# [Work to be completed]
Word for word, restate every record.

# [Items from an interface collection]
::::::::

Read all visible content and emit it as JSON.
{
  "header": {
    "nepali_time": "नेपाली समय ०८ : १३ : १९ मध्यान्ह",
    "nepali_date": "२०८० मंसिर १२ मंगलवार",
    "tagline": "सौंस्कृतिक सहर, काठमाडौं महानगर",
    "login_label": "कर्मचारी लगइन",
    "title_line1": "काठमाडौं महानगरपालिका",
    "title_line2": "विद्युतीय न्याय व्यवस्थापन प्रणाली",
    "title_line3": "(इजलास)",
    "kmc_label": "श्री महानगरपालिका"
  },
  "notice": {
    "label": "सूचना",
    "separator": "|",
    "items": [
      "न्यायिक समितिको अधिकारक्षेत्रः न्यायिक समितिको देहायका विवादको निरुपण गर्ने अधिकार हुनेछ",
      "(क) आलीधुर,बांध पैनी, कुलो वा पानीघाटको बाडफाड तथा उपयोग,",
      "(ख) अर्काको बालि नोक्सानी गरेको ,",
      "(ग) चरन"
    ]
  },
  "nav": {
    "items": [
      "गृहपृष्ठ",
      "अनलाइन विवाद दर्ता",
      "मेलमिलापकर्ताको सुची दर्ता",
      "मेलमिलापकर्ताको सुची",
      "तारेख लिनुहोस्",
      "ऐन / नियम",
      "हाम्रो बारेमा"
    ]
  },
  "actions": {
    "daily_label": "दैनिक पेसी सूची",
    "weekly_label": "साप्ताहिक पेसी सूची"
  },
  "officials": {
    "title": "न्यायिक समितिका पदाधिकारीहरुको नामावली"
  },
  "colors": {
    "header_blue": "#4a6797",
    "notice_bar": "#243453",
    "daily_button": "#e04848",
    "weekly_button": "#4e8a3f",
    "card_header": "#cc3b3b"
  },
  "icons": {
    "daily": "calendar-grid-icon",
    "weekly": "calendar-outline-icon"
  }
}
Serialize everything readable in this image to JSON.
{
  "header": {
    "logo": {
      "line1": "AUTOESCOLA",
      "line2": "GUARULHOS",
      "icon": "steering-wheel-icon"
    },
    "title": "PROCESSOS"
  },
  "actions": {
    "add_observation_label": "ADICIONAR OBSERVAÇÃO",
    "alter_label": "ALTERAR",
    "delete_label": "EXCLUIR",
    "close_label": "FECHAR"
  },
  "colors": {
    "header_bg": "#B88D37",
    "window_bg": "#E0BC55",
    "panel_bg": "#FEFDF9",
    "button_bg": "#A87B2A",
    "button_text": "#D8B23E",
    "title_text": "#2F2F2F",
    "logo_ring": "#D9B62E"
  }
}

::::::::

# [Output for this exercise]
Read all visible content and emit it as JSON.
{
  "header": {
    "nepali_time": "नेपाली समय ०८ : १३ : १९ मध्यान्ह",
    "nepali_date": "२०८० मंसिर १२ मंगलवार",
    "tagline": "सौंस्कृतिक सहर, काठमाडौं महानगर",
    "login_label": "कर्मचारी लगइन",
    "title_line1": "काठमाडौं महानगरपालिका",
    "title_line2": "विद्युतीय न्याय व्यवस्थापन प्रणाली",
    "title_line3": "(इजलास)",
    "kmc_label": "श्री महानगरपालिका"
  },
  "notice": {
    "label": "सूचना",
    "separator": "|",
    "items": [
      "न्यायिक समितिको अधिकारक्षेत्रः न्यायिक समितिको देहायका विवादको निरुपण गर्ने अधिकार हुनेछ",
      "(क) आलीधुर,बांध पैनी, कुलो वा पानीघाटको बाडफाड तथा उपयोग,",
      "(ख) अर्काको बालि नोक्सानी गरेको ,",
      "(ग) चरन"
    ]
  },
  "nav": {
    "items": [
      "गृहपृष्ठ",
      "अनलाइन विवाद दर्ता",
      "मेलमिलापकर्ताको सुची दर्ता",
      "मेलमिलापकर्ताको सुची",
      "तारेख लिनुहोस्",
      "ऐन / नियम",
      "हाम्रो बारेमा"
    ]
  },
  "actions": {
    "daily_label": "दैनिक पेसी सूची",
    "weekly_label": "साप्ताहिक पेसी सूची"
  },
  "officials": {
    "title": "न्यायिक समितिका पदाधिकारीहरुको नामावली"
  },
  "colors": {
    "header_blue": "#4a6797",
    "notice_bar": "#243453",
    "daily_button": "#e04848",
    "weekly_button": "#4e8a3f",
    "card_header": "#cc3b3b"
  },
  "icons": {
    "daily": "calendar-grid-icon",
    "weekly": "calendar-outline-icon"
  }
}
Serialize everything readable in this image to JSON.
{
  "header": {
    "logo": {
      "line1": "AUTOESCOLA",
      "line2": "GUARULHOS",
      "icon": "steering-wheel-icon"
    },
    "title": "PROCESSOS"
  },
  "actions": {
    "add_observation_label": "ADICIONAR OBSERVAÇÃO",
    "alter_label": "ALTERAR",
    "delete_label": "EXCLUIR",
    "close_label": "FECHAR"
  },
  "colors": {
    "header_bg": "#B88D37",
    "window_bg": "#E0BC55",
    "panel_bg": "#FEFDF9",
    "button_bg": "#A87B2A",
    "button_text": "#D8B23E",
    "title_text": "#2F2F2F",
    "logo_ring": "#D9B62E"
  }
}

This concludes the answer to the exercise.